Korea: Bank of Korea holds base rate at 1.50% in December pending potential U.S. Fed move
December 10, 2015
At its 10 December monetary policy meeting, the Bank of Korea (BoK) held its base rate at a record-low 1.50%. The decision met market expectations and marks the sixth consecutive meeting in which the rate was kept on hold. An improving economic outlook and the looming Fed interest rate hike deterred the Bank from making a move.
In its accompanying statement, the BoK stated that while the U.S. economy continues to enjoy a sustained recovery and European economies make modest improvements, growth in China and other emerging markets is slowing. The Bank expects that, going forward, global growth will center in advanced economies, particularly the United States. However, the global economy may be affected by volatility in international financial markets, a potential increase in U.S. interest rates and persistently-weak emerging market growth.
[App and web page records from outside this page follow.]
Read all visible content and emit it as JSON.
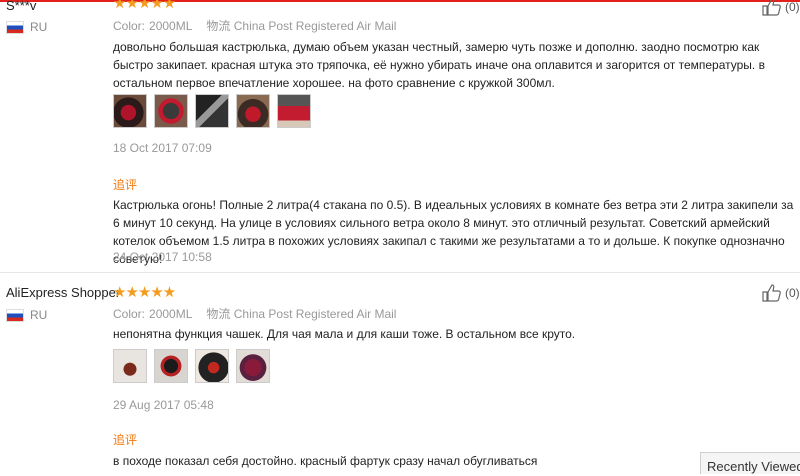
{
  "reviews": [
    {
      "username": "S***v",
      "country": "RU",
      "stars": "★★★★★",
      "color_label": "Color:",
      "color_value": "2000ML",
      "shipping": "物流 China Post Registered Air Mail",
      "text": "довольно большая кастрюлька, думаю объем указан честный, замерю чуть позже и дополню. заодно посмотрю как быстро закипает. красная штука это тряпочка, её нужно убирать иначе она оплавится и загорится от температуры. в остальном первое впечатление хорошее. на фото сравнение с кружкой 300мл.",
      "date": "18 Oct 2017 07:09",
      "additional_label": "追评",
      "additional_text": "Кастрюлька огонь! Полные 2 литра(4 стакана по 0.5). В идеальных условиях в комнате без ветра эти 2 литра закипели за 6 минут 10 секунд. На улице в условиях сильного ветра около 8 минут. это отличный результат. Советский армейский котелок объемом 1.5 литра в похожих условиях закипал с такими же результатами а то и дольше. К покупке однозначно советую!",
      "additional_date": "24 Oct 2017 10:58",
      "helpful_count": "(0)"
    },
    {
      "username": "AliExpress Shopper",
      "country": "RU",
      "stars": "★★★★★",
      "color_label": "Color:",
      "color_value": "2000ML",
      "shipping": "物流 China Post Registered Air Mail",
      "text": "непонятна функция чашек. Для чая мала и для каши тоже. В остальном все круто.",
      "date": "29 Aug 2017 05:48",
      "additional_label": "追评",
      "additional_text": "в походе показал себя достойно. красный фартук сразу начал обугливаться",
      "helpful_count": "(0)"
    }
  ],
  "recently_viewed": "Recently Viewed",
  "colors": {
    "star": "#f49c1f",
    "accent_orange": "#f2780c",
    "top_border": "#e2201c"
  }
}
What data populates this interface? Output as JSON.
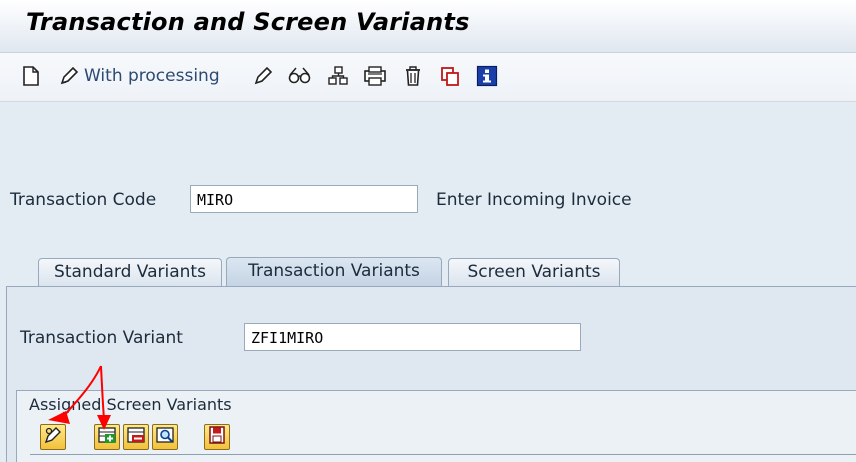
{
  "window": {
    "title": "Transaction and Screen Variants"
  },
  "toolbar": {
    "items": [
      {
        "icon": "new-document-icon"
      },
      {
        "icon": "pencil-icon",
        "label": "With processing"
      },
      {
        "icon": "change-pencil-icon"
      },
      {
        "icon": "glasses-display-icon"
      },
      {
        "icon": "hierarchy-icon"
      },
      {
        "icon": "printer-icon"
      },
      {
        "icon": "trash-icon"
      },
      {
        "icon": "copy-icon"
      },
      {
        "icon": "info-icon"
      }
    ]
  },
  "form": {
    "transaction_code": {
      "label": "Transaction Code",
      "value": "MIRO",
      "description": "Enter Incoming Invoice"
    }
  },
  "tabs": [
    {
      "label": "Standard Variants",
      "active": false
    },
    {
      "label": "Transaction Variants",
      "active": true
    },
    {
      "label": "Screen Variants",
      "active": false
    }
  ],
  "tab_content": {
    "transaction_variant": {
      "label": "Transaction Variant",
      "value": "ZFI1MIRO"
    },
    "assigned_screen_variants": {
      "header": "Assigned Screen Variants",
      "buttons": [
        "edit-icon",
        "insert-row-icon",
        "delete-row-icon",
        "find-icon",
        "save-icon"
      ]
    }
  },
  "colors": {
    "annotation_arrow": "#ff0000",
    "tab_active": "#c9d7e6",
    "title_text": "#000000"
  }
}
On the domestic front, the Bank pointed out that domestic demand has continued to recover, particularly private consumption. However, exports are still stuck in a downward trend and the improvement in consumer and business confidence has been inadequate. The Bank projects that the domestic economy will continue to recover on strong demand dynamics, but uncertainty regarding overall growth is high due to unfavorable external conditions.
Regarding price developments, the BoK stated that inflation increased from 0.9% in October to 1.0% in November. Core inflation, which excludes agriculture and petroleum prices, rose from 2.3% to 2.4% in November. The Bank expects that low oil prices will keep inflation muted going forward. The Bank also noted that the Korean won has depreciated as the likelihood of an interest rate hike in the U.S. has been increasing.
Finally, the Bank emphasized its commitment to balancing economic recovery with price and financial stability. Going forward, the Bank will closely monitor household debt trends and external risk factors. The next monetary policy meeting is scheduled for 14 January.
Author: Carl Kelly, Economist